MATERIAL SUPPLIED:
=== Begin Enclosure ===
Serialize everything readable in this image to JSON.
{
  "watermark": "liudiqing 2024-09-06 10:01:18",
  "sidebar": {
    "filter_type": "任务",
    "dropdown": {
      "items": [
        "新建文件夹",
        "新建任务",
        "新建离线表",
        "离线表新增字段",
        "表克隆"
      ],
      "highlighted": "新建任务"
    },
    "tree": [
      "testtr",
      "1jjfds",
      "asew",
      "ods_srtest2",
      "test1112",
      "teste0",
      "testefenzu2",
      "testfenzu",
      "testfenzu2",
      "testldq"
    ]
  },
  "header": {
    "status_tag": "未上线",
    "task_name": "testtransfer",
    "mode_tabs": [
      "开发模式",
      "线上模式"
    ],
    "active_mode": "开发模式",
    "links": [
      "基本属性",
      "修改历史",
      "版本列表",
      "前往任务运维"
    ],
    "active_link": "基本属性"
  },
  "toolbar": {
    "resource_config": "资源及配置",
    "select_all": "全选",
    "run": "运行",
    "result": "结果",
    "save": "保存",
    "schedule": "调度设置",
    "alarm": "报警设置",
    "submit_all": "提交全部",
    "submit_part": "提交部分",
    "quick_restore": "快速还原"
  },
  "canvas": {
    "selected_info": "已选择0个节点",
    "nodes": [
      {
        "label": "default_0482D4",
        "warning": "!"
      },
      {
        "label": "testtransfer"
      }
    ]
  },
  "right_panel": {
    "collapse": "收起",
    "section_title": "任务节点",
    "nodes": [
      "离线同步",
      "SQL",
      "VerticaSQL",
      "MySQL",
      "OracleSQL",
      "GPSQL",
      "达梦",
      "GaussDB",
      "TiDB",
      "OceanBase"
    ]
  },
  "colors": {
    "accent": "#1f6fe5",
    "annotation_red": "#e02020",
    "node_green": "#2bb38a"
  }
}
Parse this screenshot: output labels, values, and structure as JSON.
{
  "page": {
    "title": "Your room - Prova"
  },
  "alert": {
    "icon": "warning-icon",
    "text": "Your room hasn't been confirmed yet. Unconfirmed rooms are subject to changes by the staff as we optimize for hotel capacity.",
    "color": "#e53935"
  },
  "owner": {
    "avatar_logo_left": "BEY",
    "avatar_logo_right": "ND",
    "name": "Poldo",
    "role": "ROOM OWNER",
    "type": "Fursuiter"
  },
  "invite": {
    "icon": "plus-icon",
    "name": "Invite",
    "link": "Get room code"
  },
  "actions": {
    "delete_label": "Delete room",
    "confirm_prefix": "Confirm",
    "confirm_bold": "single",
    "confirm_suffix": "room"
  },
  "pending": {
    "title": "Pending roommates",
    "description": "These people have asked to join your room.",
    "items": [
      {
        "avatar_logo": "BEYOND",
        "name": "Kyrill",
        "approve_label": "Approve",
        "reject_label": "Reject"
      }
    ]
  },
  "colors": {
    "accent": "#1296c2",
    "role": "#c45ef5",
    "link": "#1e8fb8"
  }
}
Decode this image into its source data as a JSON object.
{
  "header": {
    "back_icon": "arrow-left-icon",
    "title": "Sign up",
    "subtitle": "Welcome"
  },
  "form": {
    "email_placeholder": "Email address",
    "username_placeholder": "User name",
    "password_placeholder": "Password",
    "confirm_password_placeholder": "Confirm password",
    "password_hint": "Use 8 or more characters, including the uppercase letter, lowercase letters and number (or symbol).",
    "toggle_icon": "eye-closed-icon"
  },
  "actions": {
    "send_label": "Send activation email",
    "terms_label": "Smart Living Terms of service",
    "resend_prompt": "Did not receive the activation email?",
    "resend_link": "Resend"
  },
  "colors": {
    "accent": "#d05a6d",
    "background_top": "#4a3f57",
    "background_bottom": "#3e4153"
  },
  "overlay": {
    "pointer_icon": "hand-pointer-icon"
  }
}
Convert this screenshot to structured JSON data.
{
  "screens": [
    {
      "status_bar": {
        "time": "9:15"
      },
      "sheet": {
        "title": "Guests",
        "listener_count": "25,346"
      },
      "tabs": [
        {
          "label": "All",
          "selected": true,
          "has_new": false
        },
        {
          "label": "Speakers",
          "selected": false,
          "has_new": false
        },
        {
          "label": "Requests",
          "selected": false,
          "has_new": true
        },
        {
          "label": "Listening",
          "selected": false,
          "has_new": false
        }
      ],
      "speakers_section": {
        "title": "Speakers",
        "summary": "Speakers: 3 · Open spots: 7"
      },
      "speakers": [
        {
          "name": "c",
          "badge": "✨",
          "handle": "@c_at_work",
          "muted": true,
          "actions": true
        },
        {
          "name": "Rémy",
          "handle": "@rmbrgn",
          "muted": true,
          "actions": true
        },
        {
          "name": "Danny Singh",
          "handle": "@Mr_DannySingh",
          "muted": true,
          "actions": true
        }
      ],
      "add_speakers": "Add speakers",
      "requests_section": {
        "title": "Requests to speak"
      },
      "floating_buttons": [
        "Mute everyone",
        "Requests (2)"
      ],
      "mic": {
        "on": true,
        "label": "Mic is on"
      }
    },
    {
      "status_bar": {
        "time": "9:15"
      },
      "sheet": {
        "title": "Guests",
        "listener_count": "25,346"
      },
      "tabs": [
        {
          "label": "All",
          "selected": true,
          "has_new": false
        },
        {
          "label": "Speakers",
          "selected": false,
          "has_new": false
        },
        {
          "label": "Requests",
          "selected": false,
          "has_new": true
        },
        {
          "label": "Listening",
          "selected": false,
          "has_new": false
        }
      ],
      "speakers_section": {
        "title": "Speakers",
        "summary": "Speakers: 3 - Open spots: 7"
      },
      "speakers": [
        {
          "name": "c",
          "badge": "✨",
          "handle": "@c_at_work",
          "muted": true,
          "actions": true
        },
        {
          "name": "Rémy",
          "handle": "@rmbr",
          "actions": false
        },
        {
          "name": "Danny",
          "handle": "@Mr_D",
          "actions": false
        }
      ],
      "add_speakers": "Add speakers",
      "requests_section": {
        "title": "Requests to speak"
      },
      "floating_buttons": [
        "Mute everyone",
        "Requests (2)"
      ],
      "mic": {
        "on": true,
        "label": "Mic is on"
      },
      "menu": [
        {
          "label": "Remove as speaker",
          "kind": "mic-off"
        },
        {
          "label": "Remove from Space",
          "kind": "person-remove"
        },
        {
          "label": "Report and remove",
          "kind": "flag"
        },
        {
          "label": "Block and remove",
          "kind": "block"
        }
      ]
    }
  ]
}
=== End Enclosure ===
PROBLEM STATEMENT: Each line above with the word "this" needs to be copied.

TASK SOLUTION:
Serialize everything readable in this image to JSON.
Parse this screenshot: output labels, values, and structure as JSON.
Decode this image into its source data as a JSON object.
Convert this screenshot to structured JSON data.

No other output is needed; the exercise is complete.